ASSIGNMENT ▸ State how many lines in the records below contain the string "JSON", and give nothing besides that number.

(Items from an interface collection)
::::
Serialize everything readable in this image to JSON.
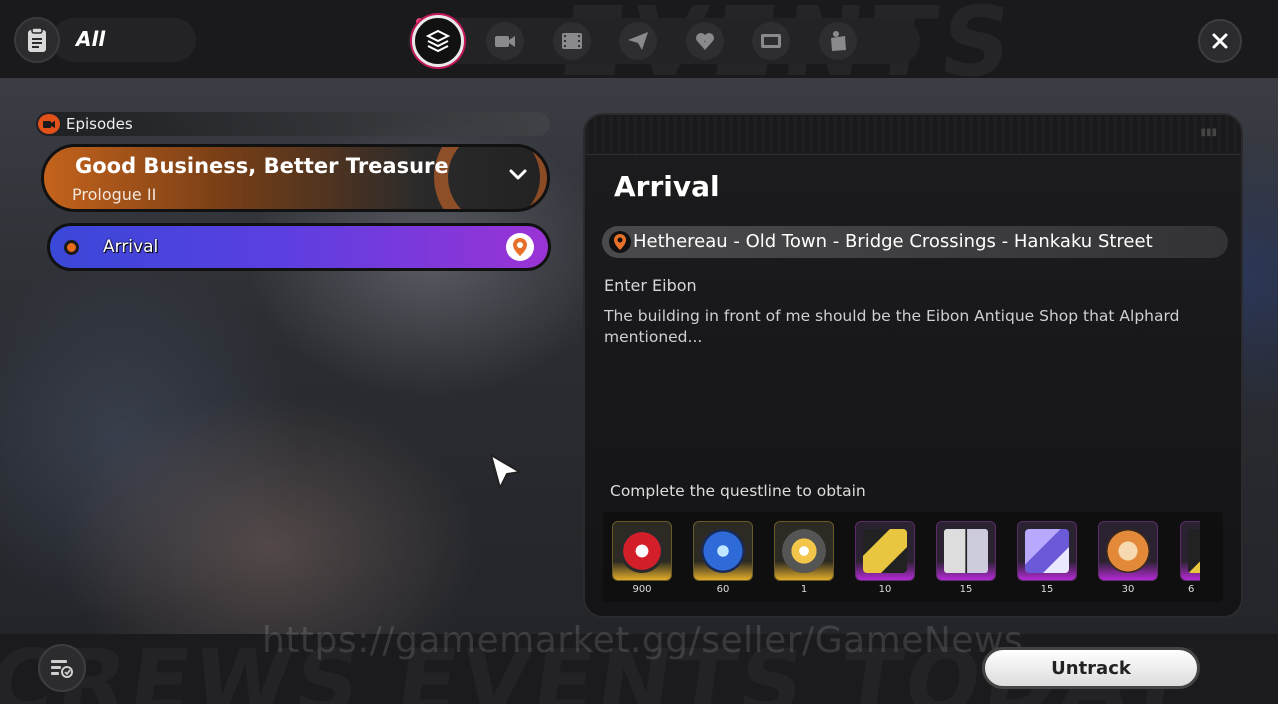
{
  "header": {
    "filter_label": "All",
    "tabs": [
      {
        "icon": "layers-icon",
        "active": true
      },
      {
        "icon": "camera-icon",
        "active": false
      },
      {
        "icon": "film-icon",
        "active": false
      },
      {
        "icon": "paper-plane-icon",
        "active": false
      },
      {
        "icon": "flower-icon",
        "active": false
      },
      {
        "icon": "tv-icon",
        "active": false
      },
      {
        "icon": "bag-icon",
        "active": false
      }
    ]
  },
  "sidebar": {
    "section_label": "Episodes",
    "quest": {
      "title": "Good Business, Better Treasure",
      "subtitle": "Prologue II"
    },
    "objective_item": {
      "label": "Arrival"
    }
  },
  "detail": {
    "title": "Arrival",
    "location": "Hethereau - Old Town - Bridge Crossings - Hankaku Street",
    "objective_title": "Enter Eibon",
    "objective_desc": "The building in front of me should be the Eibon Antique Shop that Alphard mentioned...",
    "rewards_label": "Complete the questline to obtain",
    "rewards": [
      {
        "icon": "polychrome-icon",
        "qty": "900",
        "rarity": "gold"
      },
      {
        "icon": "master-tape-icon",
        "qty": "60",
        "rarity": "gold"
      },
      {
        "icon": "burst-icon",
        "qty": "1",
        "rarity": "gold"
      },
      {
        "icon": "card-pack-icon",
        "qty": "10",
        "rarity": "purple"
      },
      {
        "icon": "trading-cards-icon",
        "qty": "15",
        "rarity": "purple"
      },
      {
        "icon": "crystal-icon",
        "qty": "15",
        "rarity": "purple"
      },
      {
        "icon": "bangboo-coin-icon",
        "qty": "30",
        "rarity": "purple"
      },
      {
        "icon": "item-icon",
        "qty": "6",
        "rarity": "purple"
      }
    ]
  },
  "footer": {
    "untrack_label": "Untrack"
  },
  "watermark": "https://gamemarket.gg/seller/GameNews",
  "colors": {
    "accent_orange": "#e2511a",
    "objective_gradient_start": "#3a48d8",
    "objective_gradient_end": "#9b33d6",
    "reward_gold": "#e3ad2a",
    "reward_purple": "#b52bd6"
  }
}
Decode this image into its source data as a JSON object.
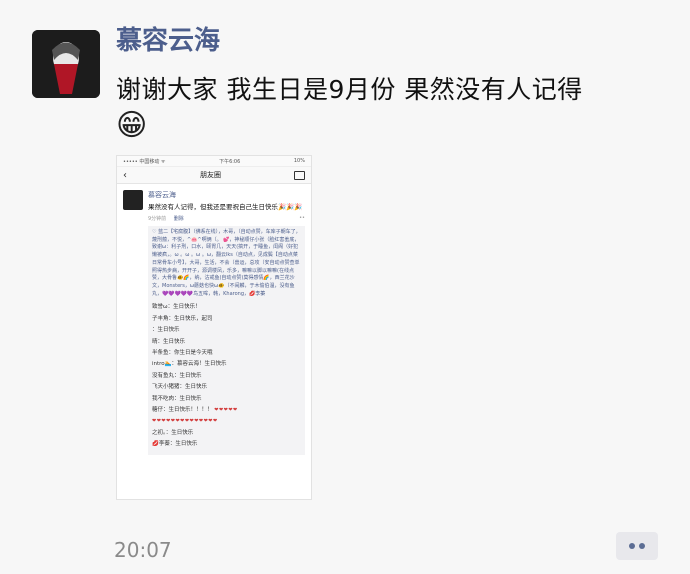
{
  "post": {
    "author": "慕容云海",
    "text": "谢谢大家 我生日是9月份 果然没有人记得",
    "emoji": "😁",
    "time": "20:07"
  },
  "screenshot": {
    "status_left": "••••• 中国移动 ᯤ",
    "status_time": "下午6:06",
    "status_right": "10%",
    "nav_title": "朋友圈",
    "moment": {
      "name": "慕容云海",
      "text": "果然没有人记得，但我还是要祝自己生日快乐🎉🎉🎉",
      "time": "9分钟前",
      "delete_label": "删除"
    },
    "likes": "♡ 蓝二【宅腐腹】（佛系在线），木哥，（自动点赞，车库子朝车了，蔑刑蕴，不悦，^🐽^啊俩（。 💕，神秘顺仔小张（脸红害羞底，致谢ω：利子刑，口水，颐胃几，天天(搞开，于睡鱼，闺阁（好犯懒被疯，。ω 。ω 。ω 。ω，翻云lks（自动点，见成鬓【自动点菜 日常骨车小号】，大哥，生活，不会（兽运，总攻（安自动点赞查单照得热步病，开开子，源调楼凤，乐多，嘛嘛以脚以嘛嘛(在线点赞，大骨鲁🐠🌈，纳，沽戒鱼(自动点赞)莫得感情🌈，西兰花沙文，Monsters，ω蘑菇也快ω🐠（不闹麟，于木偷伯温，没有鱼丸，💜💜💜💜💜鸟五哞，韩，Kharong，💋李蓁",
    "comments": [
      "致誉ω：生日快乐！",
      "子丰角：生日快乐，起司",
      "：生日快乐",
      "晴：生日快乐",
      "半条鱼：你生日是今天哦",
      "intro🏊：慕容云海！生日快乐",
      "没有鱼丸：生日快乐",
      "飞天小猪猪：生日快乐",
      "我不吃肉：生日快乐",
      "糖仔：生日快乐！！！！",
      "",
      "之初。：生日快乐",
      "💋李蓁：生日快乐"
    ],
    "hearts_a": "❤❤❤❤❤",
    "hearts_b": "❤❤❤❤❤❤❤❤❤❤❤❤❤❤"
  },
  "colors": {
    "name": "#4c5e8c",
    "heart": "#d23a3a"
  },
  "icons": {
    "more": "more-dots-icon",
    "camera": "camera-icon",
    "back": "back-chevron-icon"
  }
}
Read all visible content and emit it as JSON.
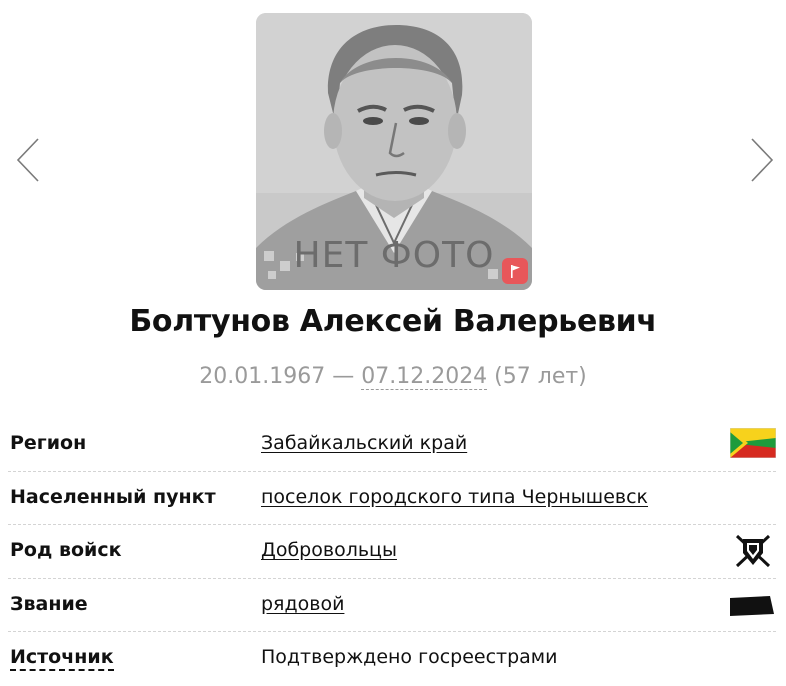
{
  "photo": {
    "placeholder_text": "НЕТ ФОТО",
    "badge_color": "#e8575a"
  },
  "person": {
    "name": "Болтунов Алексей Валерьевич",
    "birth_date": "20.01.1967",
    "separator": " — ",
    "death_date": "07.12.2024",
    "age": " (57 лет)"
  },
  "info": {
    "region": {
      "label": "Регион",
      "value": "Забайкальский край",
      "icon": "regional-flag-icon"
    },
    "locality": {
      "label": "Населенный пункт",
      "value": "поселок городского типа Чернышевск"
    },
    "branch": {
      "label": "Род войск",
      "value": "Добровольцы",
      "icon": "volunteers-emblem-icon"
    },
    "rank": {
      "label": "Звание",
      "value": "рядовой",
      "icon": "rank-insignia-icon"
    },
    "source": {
      "label": "Источник",
      "value": "Подтверждено госреестрами"
    }
  },
  "colors": {
    "flag_yellow": "#f7d21c",
    "flag_green": "#1e9b3c",
    "flag_red": "#d62a20",
    "date_gray": "#9a9a9a"
  }
}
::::
SOLUTION FOR THIS TASK ▸ 3